Chaves’s ideological bent is not readily evident in his rhetoric, which has largely focused on criticisms of the venality and mismanagement of the traditional ruling parties. Despite his affiliation with the outgoing administration, he plays up his humble origins and his party’s lack of misconduct—due to its relatively short time in politics—to present himself as an antiestablishment, anticorruption crusader. Chaves promises to uphold law and order against the country’s traditional political class, even going as far as suggesting the death penalty for acts of public corruption. In addition, he has advocated for pension standardization, fiscal reform, and green energy investments. But the past sexual harassment accusations against him have invited major backlash, in particular from women.

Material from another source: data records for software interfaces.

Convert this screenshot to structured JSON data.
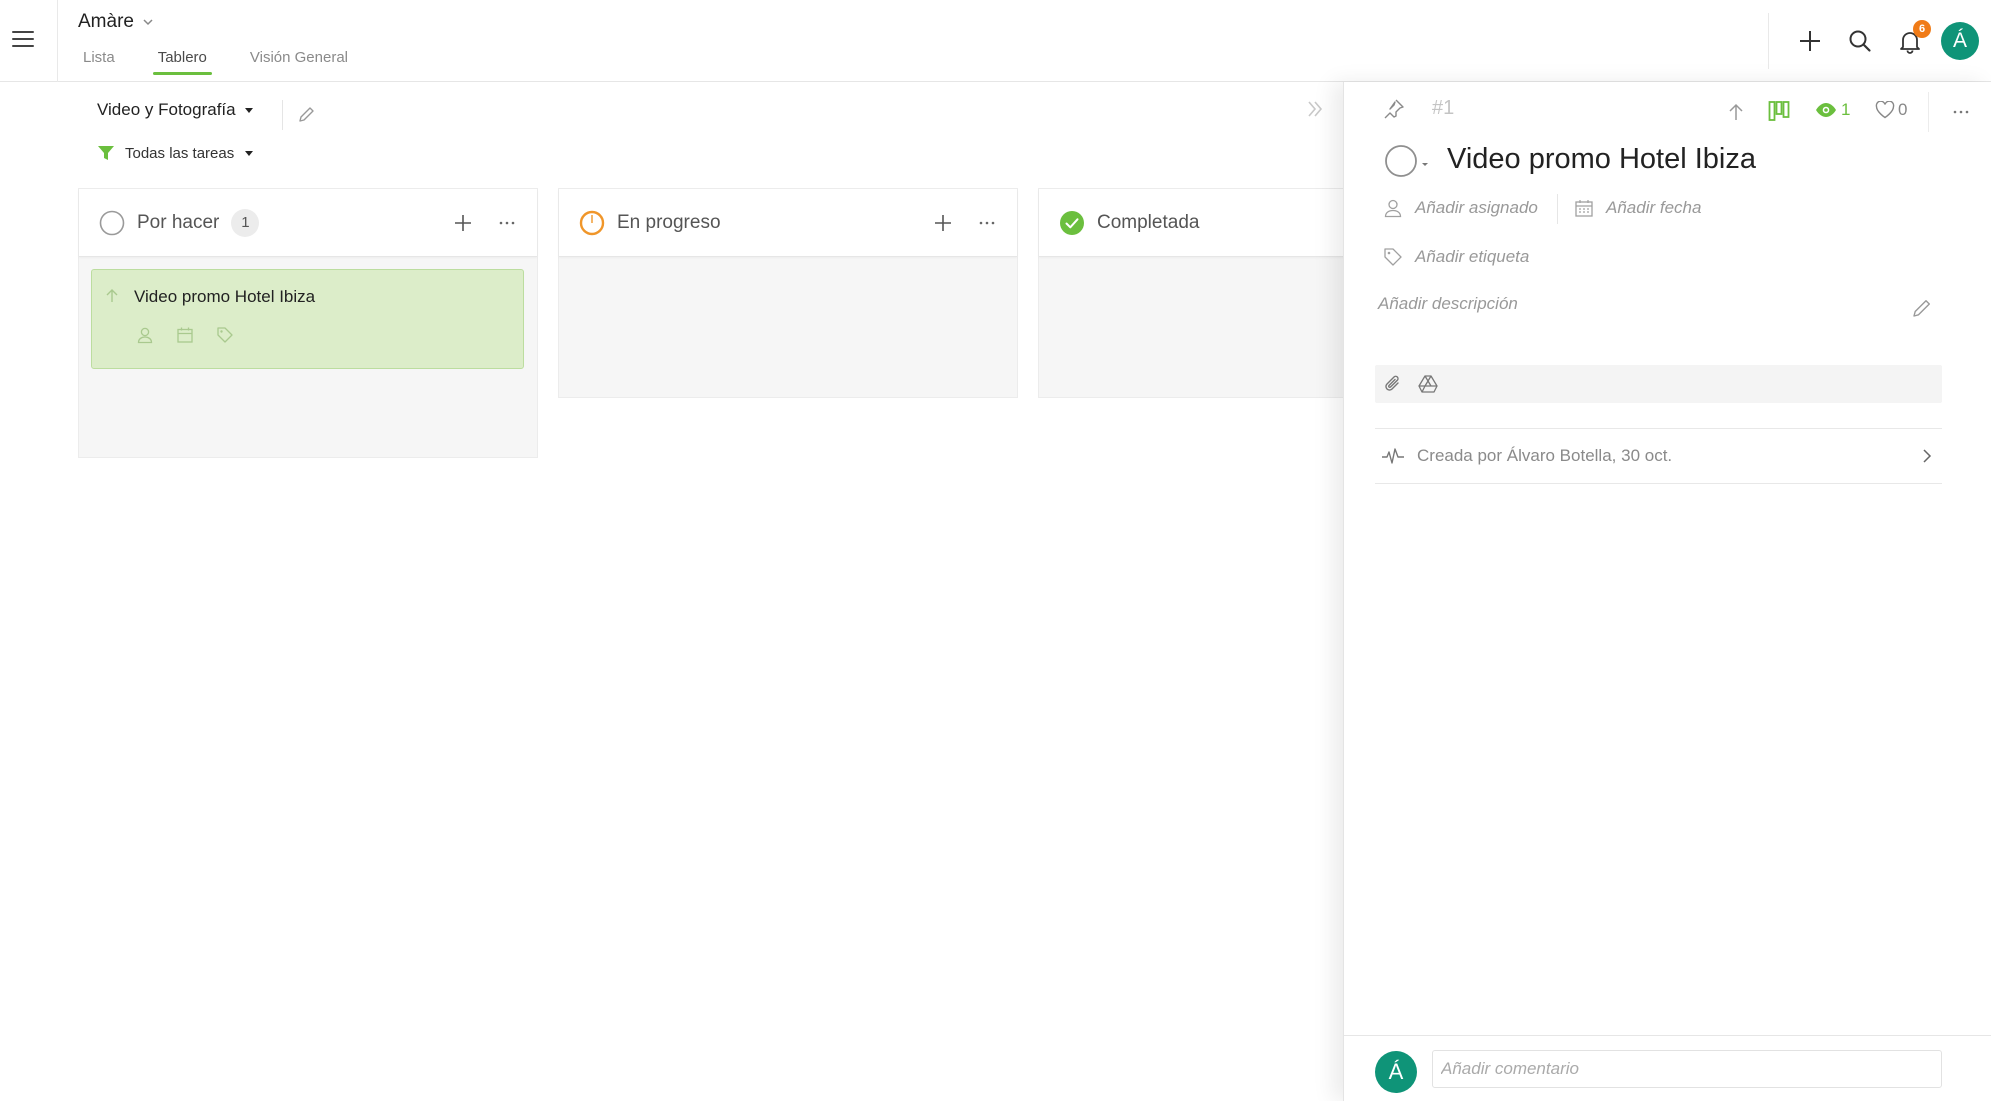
{
  "header": {
    "project_title": "Amàre",
    "tabs": [
      {
        "label": "Lista",
        "active": false
      },
      {
        "label": "Tablero",
        "active": true
      },
      {
        "label": "Visión General",
        "active": false
      }
    ],
    "notifications_count": "6",
    "user_initial": "Á",
    "icons": [
      "menu-icon",
      "chevron-down-icon",
      "plus-icon",
      "search-icon",
      "bell-icon"
    ]
  },
  "toolbar": {
    "view_name": "Video y Fotografía",
    "filter_label": "Todas las tareas"
  },
  "columns": [
    {
      "title": "Por hacer",
      "count": "1",
      "status": "todo"
    },
    {
      "title": "En progreso",
      "status": "in-progress"
    },
    {
      "title": "Completada",
      "status": "done"
    }
  ],
  "cards": [
    {
      "title": "Video promo Hotel Ibiza",
      "column": "Por hacer"
    }
  ],
  "detail": {
    "task_number": "#1",
    "title": "Video promo Hotel Ibiza",
    "watchers": "1",
    "likes": "0",
    "assignee_placeholder": "Añadir asignado",
    "date_placeholder": "Añadir fecha",
    "tag_placeholder": "Añadir etiqueta",
    "description_placeholder": "Añadir descripción",
    "activity_text": "Creada por Álvaro Botella, 30 oct.",
    "comment_placeholder": "Añadir comentario",
    "commenter_initial": "Á"
  },
  "colors": {
    "accent_green": "#6bbf3e",
    "card_green": "#dcedc9",
    "progress_orange": "#f0962a",
    "badge_orange": "#f07b17",
    "avatar_teal": "#0f9478"
  }
}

Does this election reflect the populist trend emerging across Latin America?
The candidate for the incumbent Citizens’ Action Party (PAC) attracted less than 1 percent of votes in the February election, and the party lost all its seats in the legislature, signaling a rejection of the last eight years of corruption scandals and weak economic performance. However, the anti-incumbent sentiment that has taken hold in much of Latin America will not necessarily translate into anti-establishment outcomes in Costa Rica.
Many Costa Ricans worry that Chaves’s lack of political experience and his populist discourse could upend Costa Rica’s history of following a moderate political path. Indeed, populist leaders have taken the reins in much of Latin America in recent years, often dismantling checks and balances on their authority.

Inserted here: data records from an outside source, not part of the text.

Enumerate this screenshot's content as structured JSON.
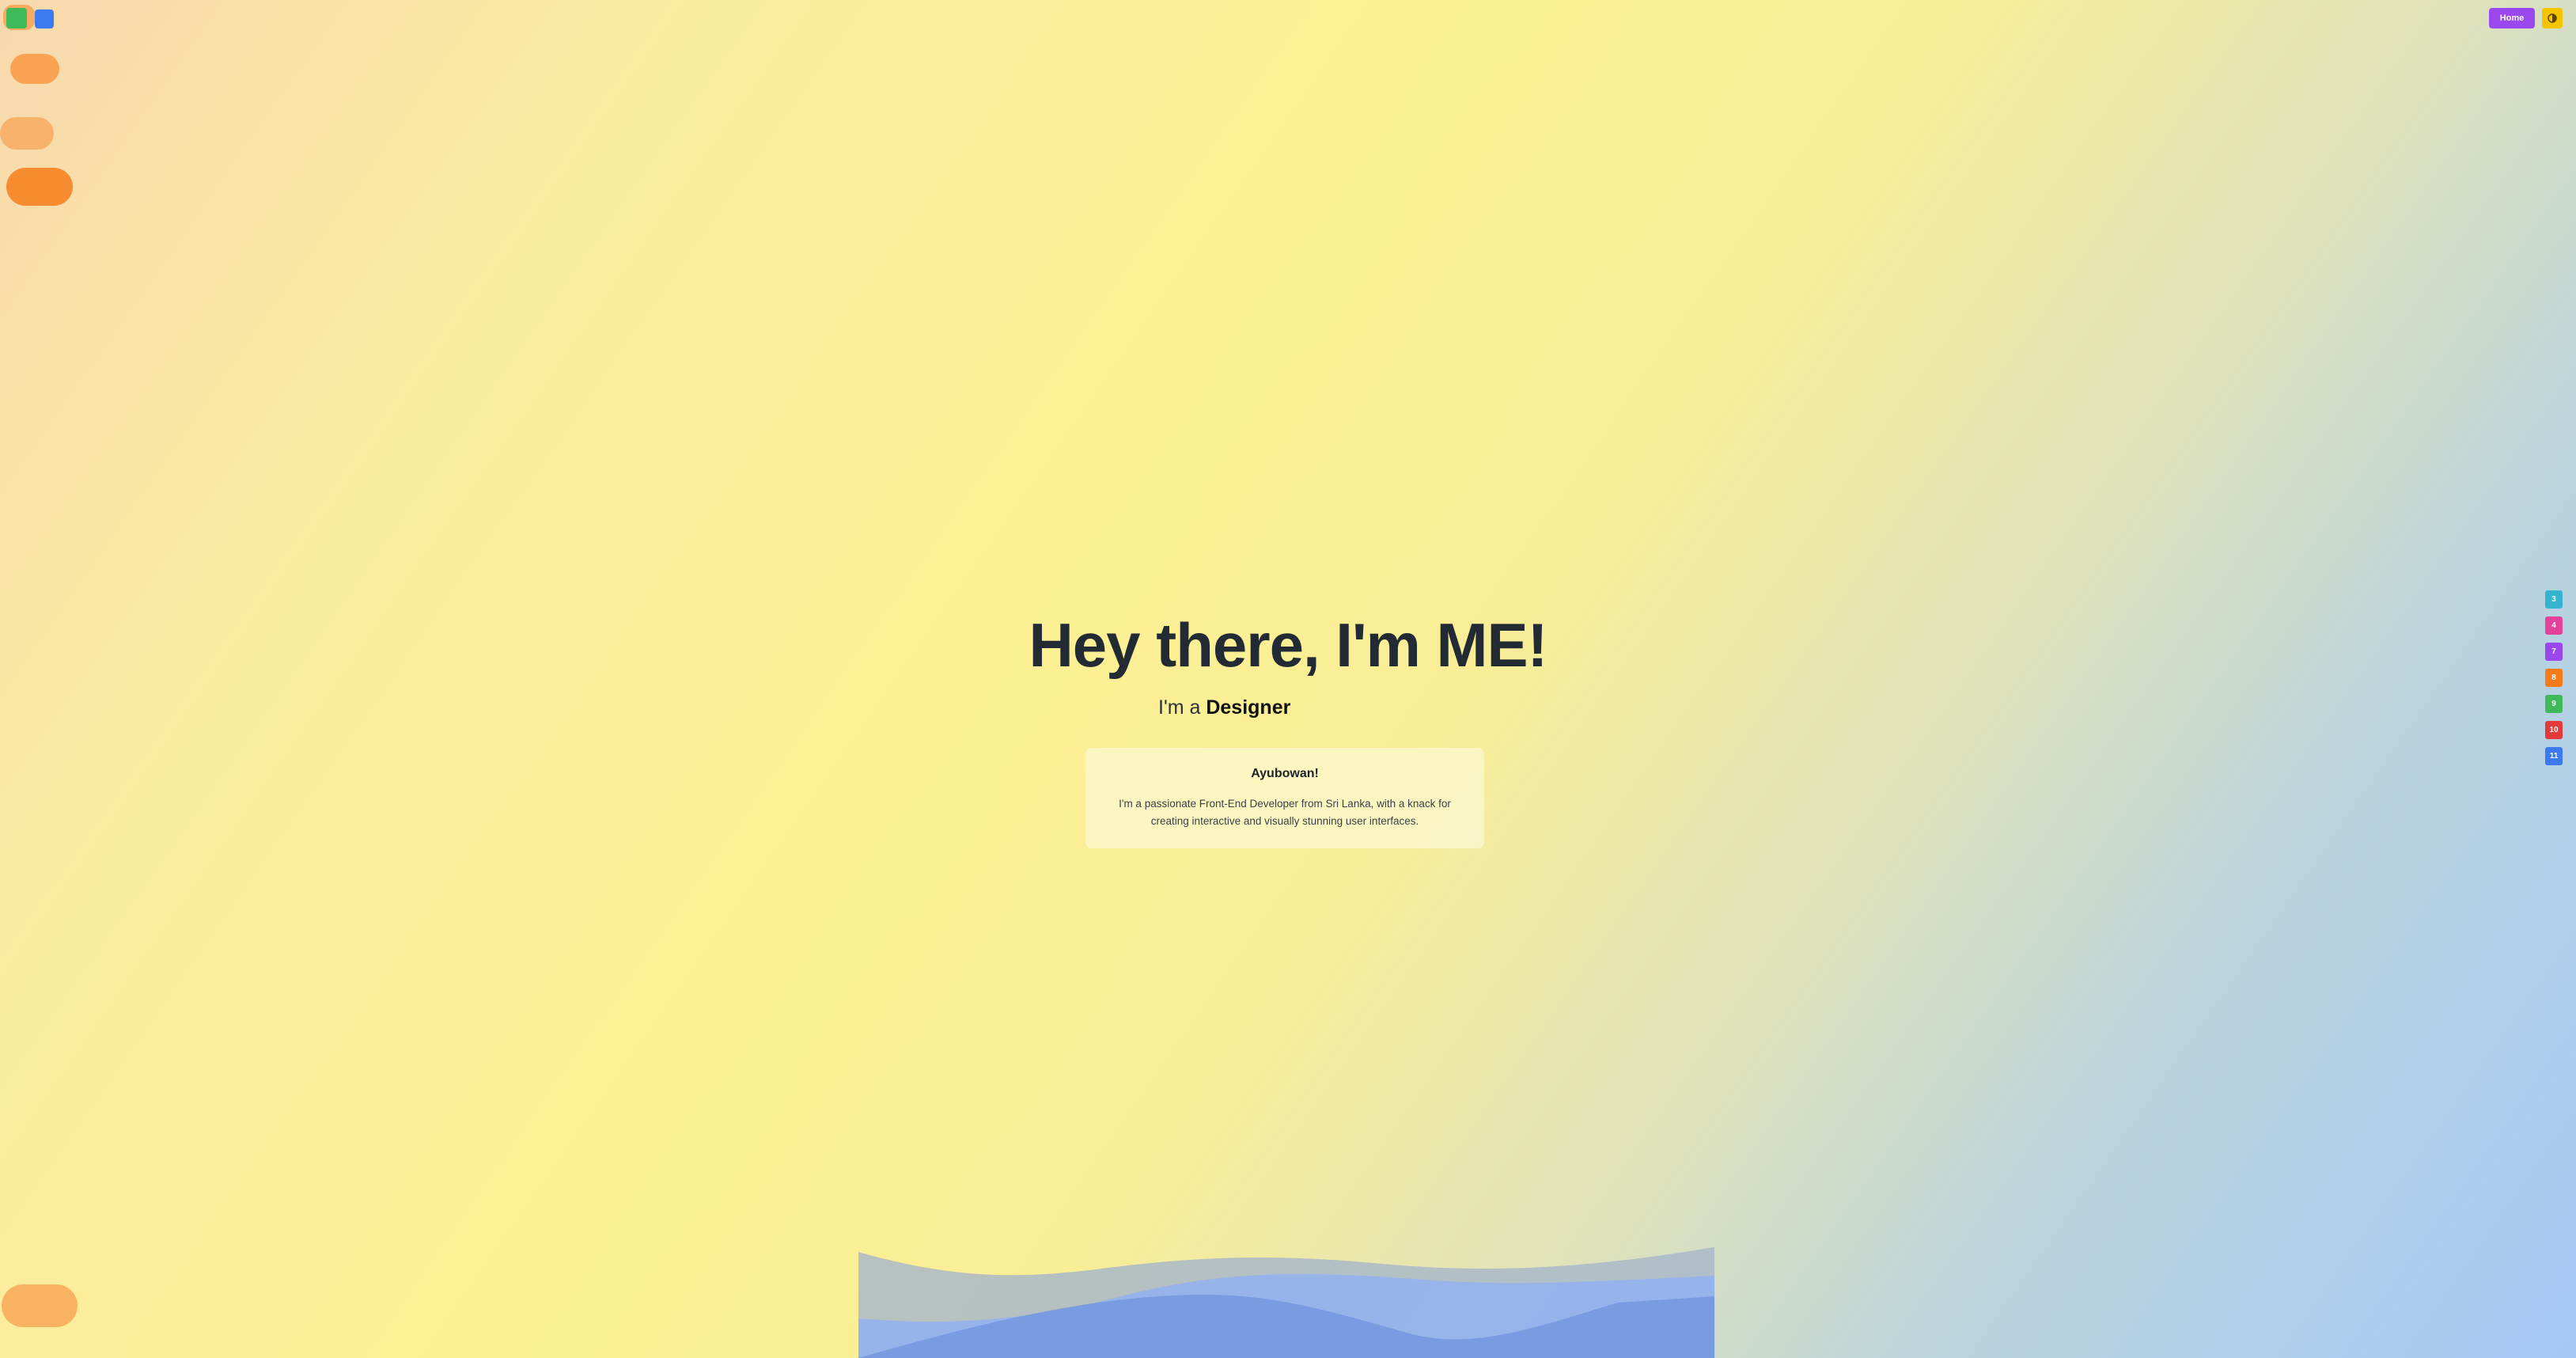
{
  "header": {
    "home_label": "Home",
    "theme_toggle_icon": "theme-toggle-icon"
  },
  "side_nav": {
    "items": [
      {
        "label": "3",
        "color": "#35b4cf"
      },
      {
        "label": "4",
        "color": "#e2429a"
      },
      {
        "label": "7",
        "color": "#9b47ee"
      },
      {
        "label": "8",
        "color": "#f57a1a"
      },
      {
        "label": "9",
        "color": "#3fba5a"
      },
      {
        "label": "10",
        "color": "#e23a3a"
      },
      {
        "label": "11",
        "color": "#3c7af0"
      }
    ]
  },
  "hero": {
    "title": "Hey there, I'm ME!",
    "subtitle_prefix": "I'm a ",
    "subtitle_role": "Designer"
  },
  "intro": {
    "heading": "Ayubowan!",
    "text": "I'm a passionate Front-End Developer from Sri Lanka, with a knack for creating interactive and visually stunning user interfaces."
  },
  "colors": {
    "accent": "#9b47ee",
    "toggle": "#f5c300",
    "wave_back": "#a9b9c8",
    "wave_mid": "#93b2ee",
    "wave_front": "#6f93de"
  }
}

But unlike recent elections in Peru and Chile, Costa Rica’s is hardly a contest of ideological extremes. The left-right divide on social issues such as women’s reproductive rights and marriage equality, which weighed heavily in Costa Rica’s 2018 election, is notably absent from this electoral cycle. Both candidates have celebrated the country’s reputation as Latin America’s most stable democracy, and the partisan diversity of the incoming legislature—and the fact that neither candidate’s bloc holds a congressional majority—means the next president will need to reach across the aisle to build consensus.
How has Costa Rica achieved such political stability?
Costa Rica’s unique history of postcolonial development, including its early abolition of the military, helped to consolidate its democratic tradition by the mid-twentieth century. Robust civic education, universal health care, and a safe market for foreign investment have also underpinned the country’s stability.
Unlike Costa Rica, much of the rest of Central America faces endemic instability. In El Salvador and Nicaragua, recent years have also seen the consolidation of authoritarian governments. These features have contributed to the region’s worst-ever migration crisis: nearly half of the 1.6 million migrants encountered at the southern U.S. border in fiscal year 2021 were from El Salvador, Guatemala, and Honduras.
Costa Rica is poised to continue leading on migrant and refugee accommodation, environmental protection, and human rights—all issues that will put the incoming government on the right side of U.S. President Joe Biden’s administration as it seeks to address the root causes of migration in Central America and reinvigorate democratic consensus in the Western Hemisphere.